EXERCISE INSTRUCTIONS: Print the records exactly. Every mark must remain.

WORKING DATA:
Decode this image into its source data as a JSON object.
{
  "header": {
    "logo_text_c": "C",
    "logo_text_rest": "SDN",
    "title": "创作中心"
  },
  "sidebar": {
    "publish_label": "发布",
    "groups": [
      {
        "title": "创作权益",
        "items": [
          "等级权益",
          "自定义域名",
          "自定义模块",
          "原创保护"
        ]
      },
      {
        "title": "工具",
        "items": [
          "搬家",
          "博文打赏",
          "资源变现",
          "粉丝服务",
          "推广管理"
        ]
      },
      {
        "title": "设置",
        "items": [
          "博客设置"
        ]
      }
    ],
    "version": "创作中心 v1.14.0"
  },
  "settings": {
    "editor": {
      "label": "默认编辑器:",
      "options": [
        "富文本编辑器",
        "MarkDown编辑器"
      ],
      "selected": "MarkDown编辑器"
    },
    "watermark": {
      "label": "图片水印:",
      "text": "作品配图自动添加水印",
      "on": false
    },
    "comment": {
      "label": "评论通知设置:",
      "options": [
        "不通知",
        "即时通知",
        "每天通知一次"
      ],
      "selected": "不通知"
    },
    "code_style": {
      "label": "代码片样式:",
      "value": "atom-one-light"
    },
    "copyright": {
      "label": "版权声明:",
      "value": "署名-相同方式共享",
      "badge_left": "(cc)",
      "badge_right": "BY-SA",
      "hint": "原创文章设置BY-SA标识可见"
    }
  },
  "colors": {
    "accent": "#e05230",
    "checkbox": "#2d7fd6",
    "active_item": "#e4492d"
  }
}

RESULT OF THIS EXERCISE:
Decode this image into its source data as a JSON object.
{
  "header": {
    "logo_text_c": "C",
    "logo_text_rest": "SDN",
    "title": "创作中心"
  },
  "sidebar": {
    "publish_label": "发布",
    "groups": [
      {
        "title": "创作权益",
        "items": [
          "等级权益",
          "自定义域名",
          "自定义模块",
          "原创保护"
        ]
      },
      {
        "title": "工具",
        "items": [
          "搬家",
          "博文打赏",
          "资源变现",
          "粉丝服务",
          "推广管理"
        ]
      },
      {
        "title": "设置",
        "items": [
          "博客设置"
        ]
      }
    ],
    "version": "创作中心 v1.14.0"
  },
  "settings": {
    "editor": {
      "label": "默认编辑器:",
      "options": [
        "富文本编辑器",
        "MarkDown编辑器"
      ],
      "selected": "MarkDown编辑器"
    },
    "watermark": {
      "label": "图片水印:",
      "text": "作品配图自动添加水印",
      "on": false
    },
    "comment": {
      "label": "评论通知设置:",
      "options": [
        "不通知",
        "即时通知",
        "每天通知一次"
      ],
      "selected": "不通知"
    },
    "code_style": {
      "label": "代码片样式:",
      "value": "atom-one-light"
    },
    "copyright": {
      "label": "版权声明:",
      "value": "署名-相同方式共享",
      "badge_left": "(cc)",
      "badge_right": "BY-SA",
      "hint": "原创文章设置BY-SA标识可见"
    }
  },
  "colors": {
    "accent": "#e05230",
    "checkbox": "#2d7fd6",
    "active_item": "#e4492d"
  }
}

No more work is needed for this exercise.